I’ve mentioned Mike Sparkes in this blog before. He was my first sales boss, my business partner, my mentor and my friend and he taught me pretty much all I needed to know to get started in sales. Well this is another one of his little gems.
Imagine this. I’m negotiating with my first real freelancer and a client I’ve just won all by myself. The objective is to find a pay rate the freelancer is happy with; a margin that we are happy with and a charge out rate that the client is happy with.
Rule #1: always anticipate each possible scenario in the negotiation and have a clear response for each one.
Mike sat down with me and we did this. He asked questions that made me explore the possible things both the client and the freelancer might say and then decide how I would respond in each case. Ready to go then!
Rule #2: if something comes up you haven’t planned for, especially if it involves money, ask for a “time out”.
Got a rate from the contractor; add our margin (plus a bit more) and present it to the client. Client says he wants to pay less (anticipated) so I suggest a figure which gives us our margin; client asks for a bit more off (anticipated) I suggest we keep the rate the same but take a reduced margin on any overtime worked (we know there’s going to be some). Client agrees.
Back to the contractor. Suggest he has to take a lower rate (ever hopeful); contractor counters by saying he has just been offered another role and he wants more money not less (totally unexpected). I ask him how much he wants and tell him he can have it (epic fail).
What I should have done was say I needed a few minutes and I would get back to him obviously better prepared. I didn’t and so Mike had to get the sales director’s permission to do this sub-standard deal. Egg on faces; mostly mine!
Rule #3: make sure all the details are nailed down before you give a firm “yes”.
I suggested we go back to the client and try and get some more money. Mike said that was understandable and we might even get it but we’d made a deal and we had to stick to it. His belief was going back on deals was bad for your reputation and should be avoided.
My mistake was giving the client a firm “yes” before I’d closed the deal down with the freelancer. If I hadn’t done this I could have gone back for more money since the freelancer had changed the rules. Well you live and learn I suppose.

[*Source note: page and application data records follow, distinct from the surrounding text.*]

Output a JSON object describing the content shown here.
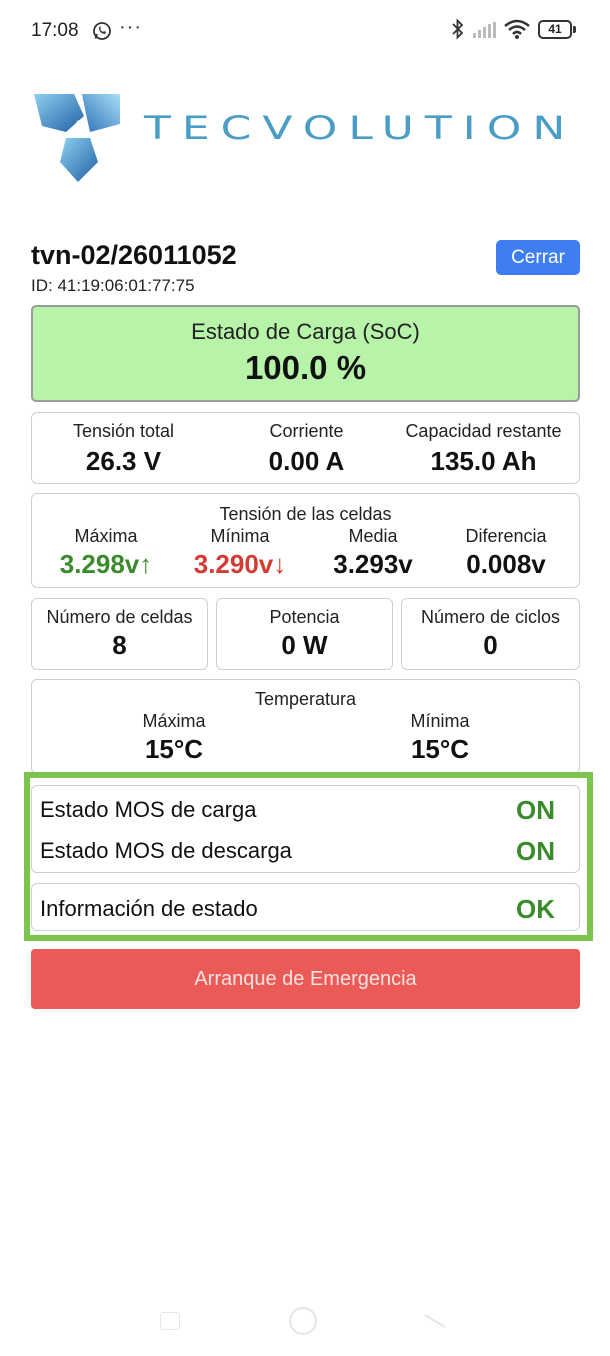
{
  "status_bar": {
    "time": "17:08",
    "notification_icons": [
      "whatsapp-icon"
    ],
    "more": "···",
    "system_icons": [
      "bluetooth-icon",
      "signal-icon",
      "wifi-icon"
    ],
    "battery": "41"
  },
  "logo": {
    "brand_text": "TECVOLUTION",
    "colors": {
      "primary": "#4a9ec5",
      "dark": "#1f5fa6"
    }
  },
  "device": {
    "name": "tvn-02/26011052",
    "id": "ID: 41:19:06:01:77:75",
    "close_label": "Cerrar"
  },
  "soc": {
    "label": "Estado de Carga (SoC)",
    "value": "100.0 %"
  },
  "metrics": [
    {
      "label": "Tensión total",
      "value": "26.3 V"
    },
    {
      "label": "Corriente",
      "value": "0.00 A"
    },
    {
      "label": "Capacidad restante",
      "value": "135.0 Ah"
    }
  ],
  "cells": {
    "title": "Tensión de las celdas",
    "items": [
      {
        "label": "Máxima",
        "value": "3.298v↑"
      },
      {
        "label": "Mínima",
        "value": "3.290v↓"
      },
      {
        "label": "Media",
        "value": "3.293v"
      },
      {
        "label": "Diferencia",
        "value": "0.008v"
      }
    ]
  },
  "counts": [
    {
      "label": "Número de celdas",
      "value": "8"
    },
    {
      "label": "Potencia",
      "value": "0 W"
    },
    {
      "label": "Número de ciclos",
      "value": "0"
    }
  ],
  "temperature": {
    "title": "Temperatura",
    "items": [
      {
        "label": "Máxima",
        "value": "15°C"
      },
      {
        "label": "Mínima",
        "value": "15°C"
      }
    ]
  },
  "mos": {
    "charge_label": "Estado MOS de carga",
    "charge_value": "ON",
    "discharge_label": "Estado MOS de descarga",
    "discharge_value": "ON",
    "info_label": "Información de estado",
    "info_value": "OK"
  },
  "emergency_label": "Arranque de Emergencia",
  "colors": {
    "accent_button": "#3f7ef2",
    "soc_bg": "#b7f3a8",
    "ok_green": "#3a8b2c",
    "warn_red": "#d23c33",
    "highlight_border": "#7cc44d",
    "emergency": "#ea5b57"
  }
}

From that day onwards I have tried to follow these 3 simple rules and most of my howling negotiation cock-ups have arisen because I broke them.
Image courtesy of Vlado / FreeDigitalPhotos.net